START MATERIAL PROVIDED

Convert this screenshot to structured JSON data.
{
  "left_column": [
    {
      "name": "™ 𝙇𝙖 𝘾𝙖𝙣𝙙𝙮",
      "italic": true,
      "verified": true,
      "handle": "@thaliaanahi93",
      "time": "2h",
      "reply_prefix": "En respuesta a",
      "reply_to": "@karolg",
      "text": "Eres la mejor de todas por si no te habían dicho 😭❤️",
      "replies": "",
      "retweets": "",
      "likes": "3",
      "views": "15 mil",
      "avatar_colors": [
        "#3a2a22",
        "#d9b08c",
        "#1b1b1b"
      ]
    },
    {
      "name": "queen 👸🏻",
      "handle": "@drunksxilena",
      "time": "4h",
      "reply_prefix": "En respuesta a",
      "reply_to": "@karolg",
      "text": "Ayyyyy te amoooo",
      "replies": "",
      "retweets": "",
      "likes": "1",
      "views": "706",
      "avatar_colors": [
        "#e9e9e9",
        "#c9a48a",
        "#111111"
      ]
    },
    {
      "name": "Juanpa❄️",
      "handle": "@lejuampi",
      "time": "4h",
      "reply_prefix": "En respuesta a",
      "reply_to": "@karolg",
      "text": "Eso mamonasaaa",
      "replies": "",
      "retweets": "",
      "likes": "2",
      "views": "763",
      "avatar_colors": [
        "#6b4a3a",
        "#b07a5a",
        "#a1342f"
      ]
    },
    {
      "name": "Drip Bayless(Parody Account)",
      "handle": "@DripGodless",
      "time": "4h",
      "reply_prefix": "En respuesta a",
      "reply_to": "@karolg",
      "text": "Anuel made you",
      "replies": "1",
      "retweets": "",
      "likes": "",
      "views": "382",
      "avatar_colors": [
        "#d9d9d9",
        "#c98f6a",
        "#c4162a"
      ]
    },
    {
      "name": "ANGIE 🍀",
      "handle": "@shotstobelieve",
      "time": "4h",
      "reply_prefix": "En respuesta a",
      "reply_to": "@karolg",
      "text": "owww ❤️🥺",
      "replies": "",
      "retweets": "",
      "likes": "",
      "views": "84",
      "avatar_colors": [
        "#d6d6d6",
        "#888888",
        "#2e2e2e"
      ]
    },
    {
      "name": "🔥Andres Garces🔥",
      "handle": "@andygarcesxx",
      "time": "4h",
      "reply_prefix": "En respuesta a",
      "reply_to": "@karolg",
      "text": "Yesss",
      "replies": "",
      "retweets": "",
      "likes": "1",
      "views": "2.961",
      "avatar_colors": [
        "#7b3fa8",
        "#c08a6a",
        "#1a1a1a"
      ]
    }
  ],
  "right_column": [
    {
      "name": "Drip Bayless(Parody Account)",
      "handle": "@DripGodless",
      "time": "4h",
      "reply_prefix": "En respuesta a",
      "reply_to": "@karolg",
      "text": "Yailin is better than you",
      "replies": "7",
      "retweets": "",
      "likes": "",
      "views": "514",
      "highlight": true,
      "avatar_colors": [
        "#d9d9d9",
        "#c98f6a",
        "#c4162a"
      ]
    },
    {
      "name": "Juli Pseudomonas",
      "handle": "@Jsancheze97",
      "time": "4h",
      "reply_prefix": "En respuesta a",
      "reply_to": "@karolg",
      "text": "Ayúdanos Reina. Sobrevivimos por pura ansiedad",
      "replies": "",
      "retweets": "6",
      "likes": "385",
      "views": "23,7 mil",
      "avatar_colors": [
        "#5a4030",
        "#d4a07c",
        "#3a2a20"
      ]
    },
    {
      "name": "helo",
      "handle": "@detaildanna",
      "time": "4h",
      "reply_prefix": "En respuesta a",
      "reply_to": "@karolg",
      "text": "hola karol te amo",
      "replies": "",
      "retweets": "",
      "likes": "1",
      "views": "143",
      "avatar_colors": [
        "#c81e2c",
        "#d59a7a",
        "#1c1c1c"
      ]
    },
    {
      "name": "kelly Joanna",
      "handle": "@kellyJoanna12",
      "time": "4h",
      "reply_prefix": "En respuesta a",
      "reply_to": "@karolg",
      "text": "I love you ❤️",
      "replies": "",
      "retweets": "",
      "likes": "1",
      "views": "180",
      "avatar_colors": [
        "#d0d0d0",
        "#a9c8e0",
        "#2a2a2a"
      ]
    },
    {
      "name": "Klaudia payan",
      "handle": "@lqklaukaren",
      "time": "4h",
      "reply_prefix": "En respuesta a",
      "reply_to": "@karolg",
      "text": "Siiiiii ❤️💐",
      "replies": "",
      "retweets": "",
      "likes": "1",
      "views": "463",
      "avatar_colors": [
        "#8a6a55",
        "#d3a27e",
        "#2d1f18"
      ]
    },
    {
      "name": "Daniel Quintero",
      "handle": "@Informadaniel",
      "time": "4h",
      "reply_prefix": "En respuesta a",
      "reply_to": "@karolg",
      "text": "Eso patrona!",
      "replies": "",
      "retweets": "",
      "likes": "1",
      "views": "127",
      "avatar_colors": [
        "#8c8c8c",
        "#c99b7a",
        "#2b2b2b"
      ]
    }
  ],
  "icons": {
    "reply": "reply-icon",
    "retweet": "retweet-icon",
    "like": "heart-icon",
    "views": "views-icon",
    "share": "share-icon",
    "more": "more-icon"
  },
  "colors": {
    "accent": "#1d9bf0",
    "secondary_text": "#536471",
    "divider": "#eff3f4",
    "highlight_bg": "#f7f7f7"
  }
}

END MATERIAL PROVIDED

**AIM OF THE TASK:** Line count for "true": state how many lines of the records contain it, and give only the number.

**ANSWER AREA:** 3